*** Opening Material for this task ***
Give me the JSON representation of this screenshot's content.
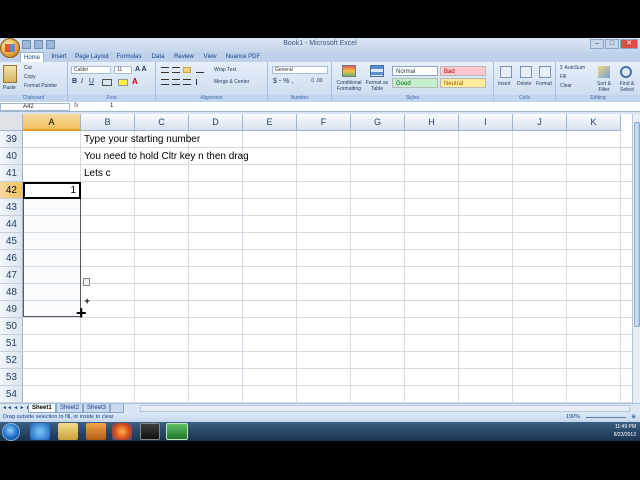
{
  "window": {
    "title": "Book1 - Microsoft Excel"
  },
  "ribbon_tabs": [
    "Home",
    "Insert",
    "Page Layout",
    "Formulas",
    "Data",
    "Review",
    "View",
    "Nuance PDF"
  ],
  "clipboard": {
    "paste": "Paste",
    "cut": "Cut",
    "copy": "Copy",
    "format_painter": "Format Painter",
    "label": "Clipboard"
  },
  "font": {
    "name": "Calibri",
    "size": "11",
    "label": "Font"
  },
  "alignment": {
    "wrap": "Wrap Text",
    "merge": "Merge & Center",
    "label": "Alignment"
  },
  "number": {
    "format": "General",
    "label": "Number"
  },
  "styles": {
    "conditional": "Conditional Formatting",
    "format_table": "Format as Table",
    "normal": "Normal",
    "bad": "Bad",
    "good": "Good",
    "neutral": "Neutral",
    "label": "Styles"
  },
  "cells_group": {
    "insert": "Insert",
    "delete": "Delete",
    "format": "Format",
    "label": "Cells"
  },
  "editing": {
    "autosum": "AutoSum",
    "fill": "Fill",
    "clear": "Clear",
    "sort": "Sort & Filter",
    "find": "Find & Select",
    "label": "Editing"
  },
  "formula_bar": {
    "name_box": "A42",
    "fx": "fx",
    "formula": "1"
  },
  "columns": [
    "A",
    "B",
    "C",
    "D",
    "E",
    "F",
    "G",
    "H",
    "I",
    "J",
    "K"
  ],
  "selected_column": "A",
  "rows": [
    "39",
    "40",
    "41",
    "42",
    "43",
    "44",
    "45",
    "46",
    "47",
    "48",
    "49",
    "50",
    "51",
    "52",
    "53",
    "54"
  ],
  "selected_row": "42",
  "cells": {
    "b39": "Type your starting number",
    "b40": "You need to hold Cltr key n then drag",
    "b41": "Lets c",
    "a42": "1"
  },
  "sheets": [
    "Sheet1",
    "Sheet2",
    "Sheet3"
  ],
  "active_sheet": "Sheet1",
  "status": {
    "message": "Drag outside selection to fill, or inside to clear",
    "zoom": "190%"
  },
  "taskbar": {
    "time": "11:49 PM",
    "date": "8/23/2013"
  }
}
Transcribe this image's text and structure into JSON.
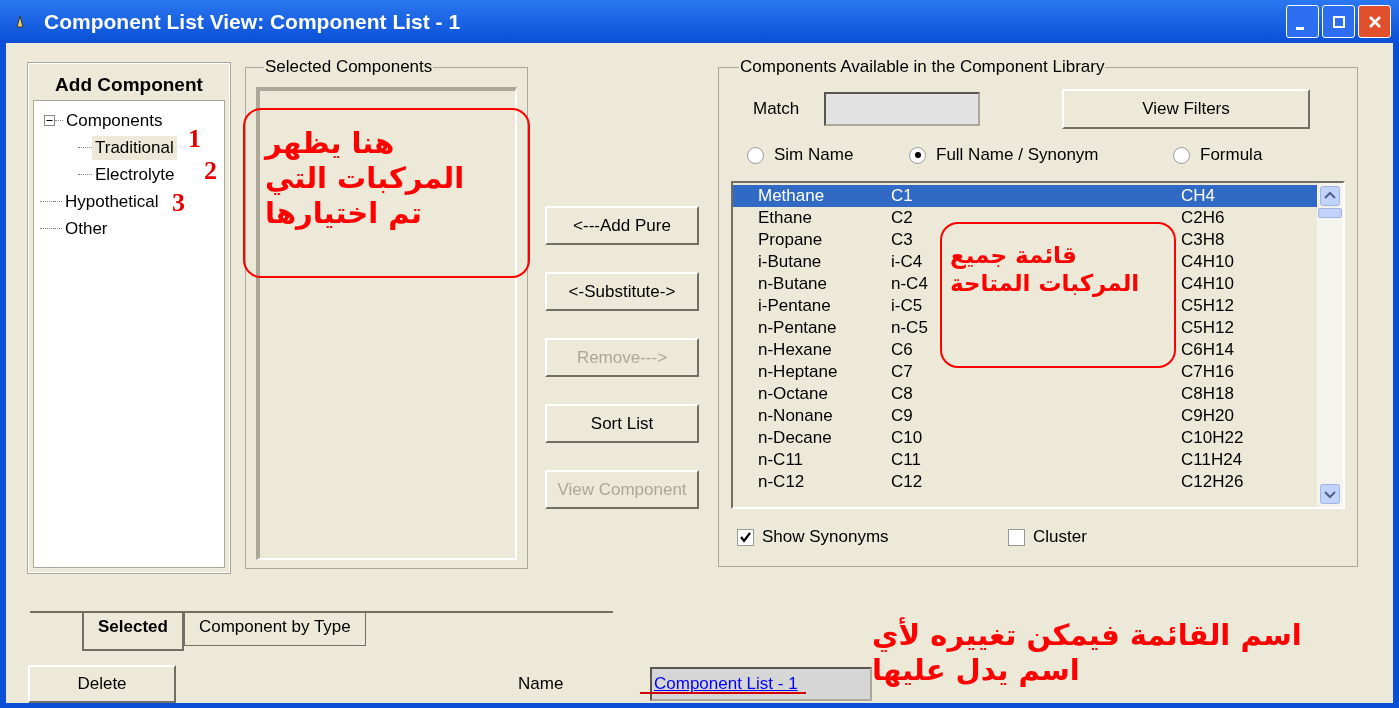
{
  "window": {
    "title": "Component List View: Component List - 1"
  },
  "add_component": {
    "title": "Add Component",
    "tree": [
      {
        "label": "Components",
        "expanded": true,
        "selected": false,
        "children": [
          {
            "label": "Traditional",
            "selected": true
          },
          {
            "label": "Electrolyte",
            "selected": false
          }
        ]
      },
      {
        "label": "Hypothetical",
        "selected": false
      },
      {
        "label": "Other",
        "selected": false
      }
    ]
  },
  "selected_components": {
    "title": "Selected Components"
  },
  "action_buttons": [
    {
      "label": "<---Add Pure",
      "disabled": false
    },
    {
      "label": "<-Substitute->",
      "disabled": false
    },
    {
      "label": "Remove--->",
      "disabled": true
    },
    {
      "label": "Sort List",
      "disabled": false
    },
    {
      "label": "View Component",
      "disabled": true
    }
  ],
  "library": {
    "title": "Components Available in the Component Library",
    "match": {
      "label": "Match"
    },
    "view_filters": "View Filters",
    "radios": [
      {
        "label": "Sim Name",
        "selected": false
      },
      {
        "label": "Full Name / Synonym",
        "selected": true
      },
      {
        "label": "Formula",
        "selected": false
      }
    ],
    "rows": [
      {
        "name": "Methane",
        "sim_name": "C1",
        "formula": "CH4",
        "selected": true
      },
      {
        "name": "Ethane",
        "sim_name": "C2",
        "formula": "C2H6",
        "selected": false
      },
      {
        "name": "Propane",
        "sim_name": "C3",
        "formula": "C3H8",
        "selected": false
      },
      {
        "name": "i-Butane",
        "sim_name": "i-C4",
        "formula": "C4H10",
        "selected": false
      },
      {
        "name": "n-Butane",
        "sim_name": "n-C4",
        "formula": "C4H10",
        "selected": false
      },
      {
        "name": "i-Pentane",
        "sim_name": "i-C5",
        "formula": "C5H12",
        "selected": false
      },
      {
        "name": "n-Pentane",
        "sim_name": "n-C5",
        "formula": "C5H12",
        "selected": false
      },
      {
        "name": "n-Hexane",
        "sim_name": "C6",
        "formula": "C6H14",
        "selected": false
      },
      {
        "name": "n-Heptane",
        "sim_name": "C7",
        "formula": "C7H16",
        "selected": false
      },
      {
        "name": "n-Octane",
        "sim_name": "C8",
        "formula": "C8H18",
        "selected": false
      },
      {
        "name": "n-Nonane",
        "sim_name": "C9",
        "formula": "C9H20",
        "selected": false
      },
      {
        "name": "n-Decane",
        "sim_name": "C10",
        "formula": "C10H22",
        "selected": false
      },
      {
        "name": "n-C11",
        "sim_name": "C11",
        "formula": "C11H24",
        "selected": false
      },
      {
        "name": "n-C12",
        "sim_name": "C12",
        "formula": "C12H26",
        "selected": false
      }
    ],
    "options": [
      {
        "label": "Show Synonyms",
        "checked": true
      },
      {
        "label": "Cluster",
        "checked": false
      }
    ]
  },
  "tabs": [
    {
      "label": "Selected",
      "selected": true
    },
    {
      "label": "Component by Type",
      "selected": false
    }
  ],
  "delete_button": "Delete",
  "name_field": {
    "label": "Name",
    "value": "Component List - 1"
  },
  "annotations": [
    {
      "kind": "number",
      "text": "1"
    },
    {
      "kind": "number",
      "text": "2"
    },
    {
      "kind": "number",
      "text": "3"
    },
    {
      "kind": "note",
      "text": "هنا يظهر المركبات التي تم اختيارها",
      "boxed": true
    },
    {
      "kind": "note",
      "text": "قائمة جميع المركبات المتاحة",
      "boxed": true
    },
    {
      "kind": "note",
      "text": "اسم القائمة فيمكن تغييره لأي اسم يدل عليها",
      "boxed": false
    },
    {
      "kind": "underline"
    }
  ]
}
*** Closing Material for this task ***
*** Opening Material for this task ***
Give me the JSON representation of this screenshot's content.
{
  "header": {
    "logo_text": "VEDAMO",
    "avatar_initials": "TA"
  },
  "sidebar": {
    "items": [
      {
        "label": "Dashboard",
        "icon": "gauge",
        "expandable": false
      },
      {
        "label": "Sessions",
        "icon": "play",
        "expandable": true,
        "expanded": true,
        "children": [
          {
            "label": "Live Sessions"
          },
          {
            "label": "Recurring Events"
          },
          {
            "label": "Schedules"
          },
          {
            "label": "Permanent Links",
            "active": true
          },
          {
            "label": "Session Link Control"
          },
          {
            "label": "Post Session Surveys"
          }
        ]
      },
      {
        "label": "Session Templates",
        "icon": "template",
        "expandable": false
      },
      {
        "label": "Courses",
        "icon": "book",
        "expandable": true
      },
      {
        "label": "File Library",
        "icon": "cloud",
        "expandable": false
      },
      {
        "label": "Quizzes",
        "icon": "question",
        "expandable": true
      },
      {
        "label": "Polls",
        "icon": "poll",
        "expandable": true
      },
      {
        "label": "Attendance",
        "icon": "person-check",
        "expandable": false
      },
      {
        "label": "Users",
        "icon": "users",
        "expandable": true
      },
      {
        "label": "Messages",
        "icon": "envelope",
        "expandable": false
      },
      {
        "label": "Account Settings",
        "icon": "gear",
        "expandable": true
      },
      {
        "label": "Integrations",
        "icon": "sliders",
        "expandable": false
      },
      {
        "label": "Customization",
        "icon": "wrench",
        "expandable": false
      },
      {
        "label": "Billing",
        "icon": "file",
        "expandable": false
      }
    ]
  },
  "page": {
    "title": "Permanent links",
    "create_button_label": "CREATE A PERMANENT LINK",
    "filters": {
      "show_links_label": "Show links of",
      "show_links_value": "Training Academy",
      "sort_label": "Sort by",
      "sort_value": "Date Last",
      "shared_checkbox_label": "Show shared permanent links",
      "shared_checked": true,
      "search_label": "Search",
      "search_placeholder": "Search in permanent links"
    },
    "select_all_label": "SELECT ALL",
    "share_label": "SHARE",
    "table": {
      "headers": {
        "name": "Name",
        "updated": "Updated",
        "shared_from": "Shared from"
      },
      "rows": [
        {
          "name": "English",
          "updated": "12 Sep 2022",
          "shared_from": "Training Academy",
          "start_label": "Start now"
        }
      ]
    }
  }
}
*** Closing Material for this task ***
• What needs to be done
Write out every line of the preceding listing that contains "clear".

• Your solution
    "clear": "Clear",
    "message": "Drag outside selection to fill, or inside to clear",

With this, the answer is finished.